To run the app you should be able to run

sudo node build/sos-client.js

However, if you had to install node with the wget method, then you'll need to run

sudo $NODE_JS_HOME/bin/node build/sos-client.js

If you're lucky you'll see the app print out the device stats as json and a configuration error, something like:

deviceInfo: { version: 1,
  hardwareType: 1,
  hardwareVersion: 1,
  externalMemorySize: 0,
  audioMode: 0,
  audioPlayDuration: 0,
  ledMode: 0,
  ledPlayDuration: 0,
  ledPatterns:
   [ { id: 2, name: 'On/Off' },
     { id: 3, name: 'Fade' },
     { id: 4, name: 'Chase' },
     { id: 5, name: 'Fade Chase' } ],
  audioPatterns:
   [ { id: 1, name: 'Sad Trombone' },
     { id: 2, name: 'Ding!' },
     { id: 3, name: 'Plunk' } ] }
Failed to poll: bamboo0 { [Error: getaddrinfo ENOTFOUND] code: 'ENOTFOUND', errno: 'ENOTFOUND', syscall: 'getaddrinfo' }
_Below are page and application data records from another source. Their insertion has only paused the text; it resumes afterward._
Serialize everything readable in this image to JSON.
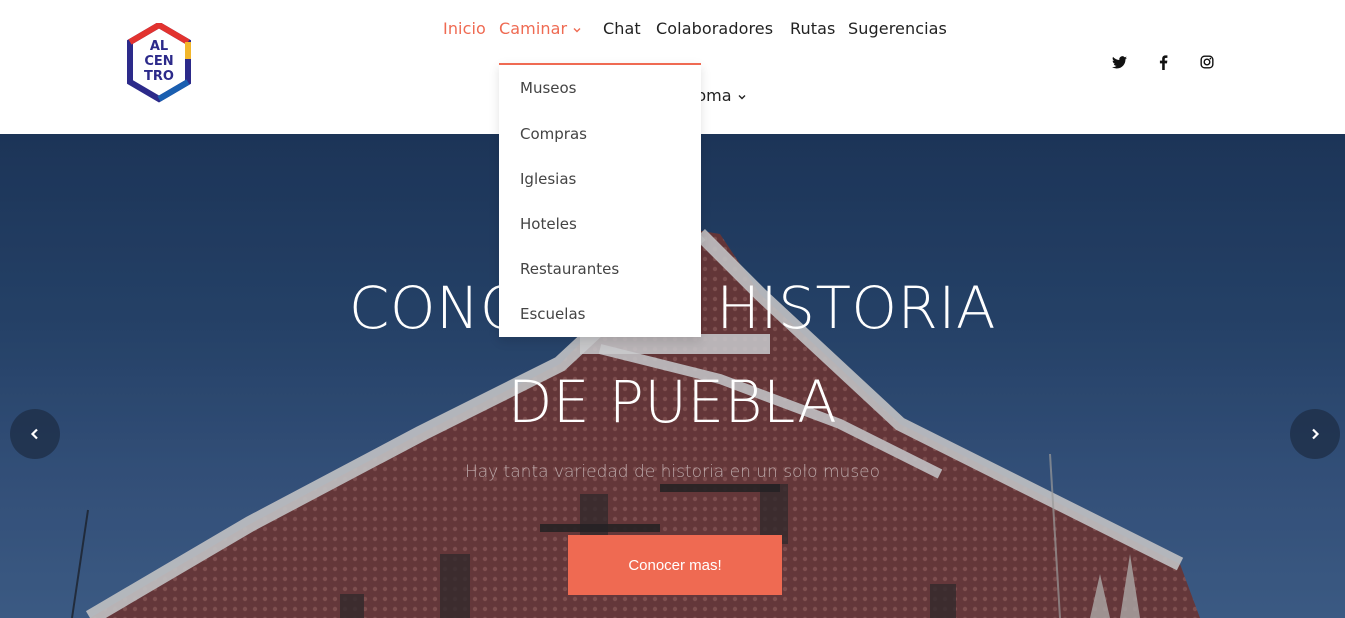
{
  "brand": {
    "logo_lines": [
      "AL",
      "CEN",
      "TRO"
    ],
    "colors": {
      "accent": "#ef6a52",
      "logo_blue": "#2c2a8a",
      "logo_red": "#e2332f",
      "logo_yellow": "#f2b62b"
    }
  },
  "nav": {
    "items": [
      {
        "label": "Inicio",
        "active": true
      },
      {
        "label": "Caminar",
        "active": true,
        "has_dropdown": true
      },
      {
        "label": "Chat"
      },
      {
        "label": "Colaboradores"
      },
      {
        "label": "Rutas"
      },
      {
        "label": "Sugerencias"
      }
    ],
    "idioma_label": "Idioma"
  },
  "dropdown": {
    "items": [
      "Museos",
      "Compras",
      "Iglesias",
      "Hoteles",
      "Restaurantes",
      "Escuelas"
    ]
  },
  "social": {
    "icons": [
      "twitter-icon",
      "facebook-icon",
      "instagram-icon"
    ]
  },
  "hero": {
    "title_line1": "CONOCE LA HISTORIA",
    "title_line2": "DE PUEBLA",
    "subtitle": "Hay tanta variedad de historia en un solo museo",
    "button_label": "Conocer mas!"
  }
}
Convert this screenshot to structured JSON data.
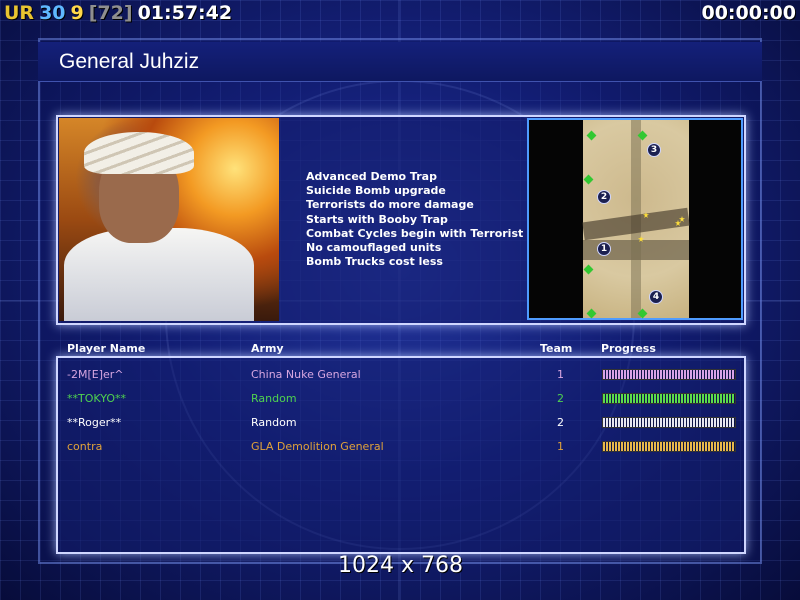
{
  "hud": {
    "ur": "UR",
    "players": "30",
    "count": "9",
    "bracket": "[72]",
    "clock": "01:57:42",
    "timer": "00:00:00"
  },
  "title": "General Juhziz",
  "features": [
    "Advanced Demo Trap",
    "Suicide Bomb upgrade",
    "Terrorists do more damage",
    "Starts with Booby Trap",
    "Combat Cycles begin with Terrorist",
    "No camouflaged units",
    "Bomb Trucks cost less"
  ],
  "map": {
    "markers": [
      "1",
      "2",
      "3",
      "4"
    ]
  },
  "table": {
    "headers": {
      "name": "Player Name",
      "army": "Army",
      "team": "Team",
      "progress": "Progress"
    },
    "rows": [
      {
        "name": "-2M[E]er^",
        "army": "China Nuke General",
        "team": "1",
        "color": "#d7a6e0",
        "bar": "#d9a3e6",
        "progress": 1.0
      },
      {
        "name": "**TOKYO**",
        "army": "Random",
        "team": "2",
        "color": "#4fd24f",
        "bar": "#5ddc4a",
        "progress": 1.0
      },
      {
        "name": "**Roger**",
        "army": "Random",
        "team": "2",
        "color": "#ffffff",
        "bar": "#e6e6f0",
        "progress": 1.0
      },
      {
        "name": "contra",
        "army": "GLA Demolition General",
        "team": "1",
        "color": "#e0a23a",
        "bar": "#e8b84a",
        "progress": 1.0
      }
    ]
  },
  "resolution": "1024 x 768"
}
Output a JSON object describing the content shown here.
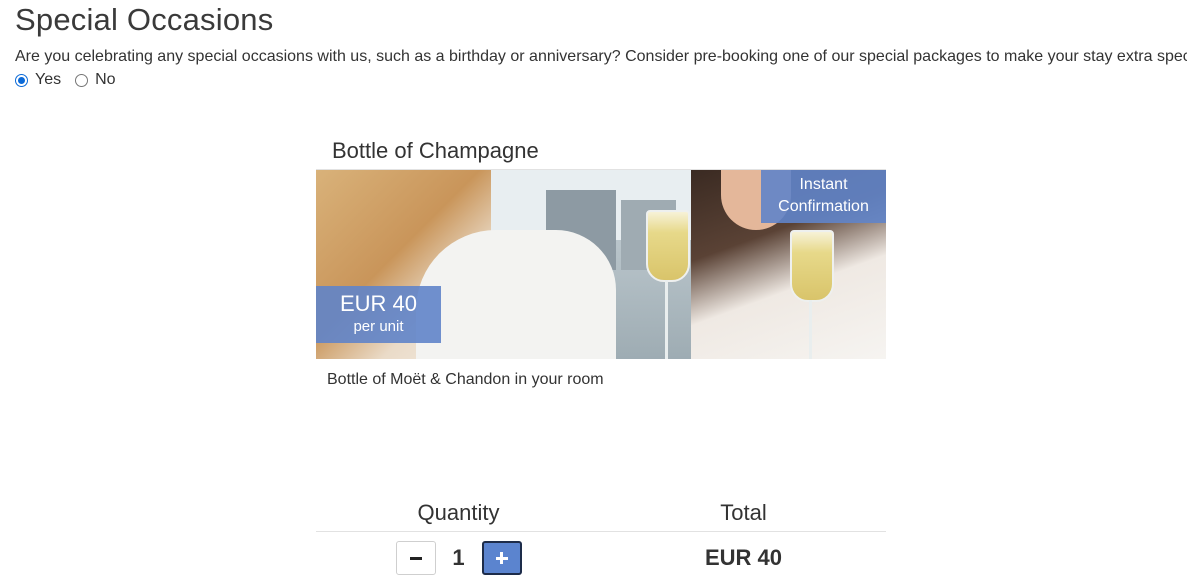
{
  "section": {
    "title": "Special Occasions",
    "intro": "Are you celebrating any special occasions with us, such as a birthday or anniversary? Consider pre-booking one of our special packages to make your stay extra special.",
    "options": [
      {
        "label": "Yes",
        "checked": true
      },
      {
        "label": "No",
        "checked": false
      }
    ]
  },
  "package": {
    "title": "Bottle of Champagne",
    "badge_confirmation": [
      "Instant",
      "Confirmation"
    ],
    "price_amount": "EUR 40",
    "price_unit": "per unit",
    "description": "Bottle of Moët & Chandon in your room"
  },
  "order": {
    "quantity_header": "Quantity",
    "total_header": "Total",
    "quantity": "1",
    "total": "EUR 40"
  },
  "colors": {
    "accent": "#6084c9",
    "radio_selected": "#0b6ad8"
  },
  "icons": {
    "minus": "minus-icon",
    "plus": "plus-icon"
  }
}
However, if you have a cable that doesn't work well, or are connecting through a non-powered USB hub you may see:

Error: usb_detach_kernel_driver_np: -113 could not detach kernel driver from interface 0: No route to host

In this case try experimenting with the way you connect the device to the Pi.

Configuring the Connection

Today node-sos-client can connect to two CI servers: Bamboo, and Jenkins.  To connect to Jenkins update the config file to something like:

{
  "builds": [
    {
      "type": "jenkins",
      "config": {
        "url": "http://127.0.0.1/jenkins/api/json/",
        "username": "[username]",
        "password": "[password]"
      }
    }
  ]
}

And you're done.  With any luck running sudo node build/sos-client.js will light the siren and sound the speaker on initial connection, and whenever the build breaks.

Summary


I hope you've enjoyed and are now on your way to terrorizing your build breaking colleagues, even when you're not at the office.  Enjoy!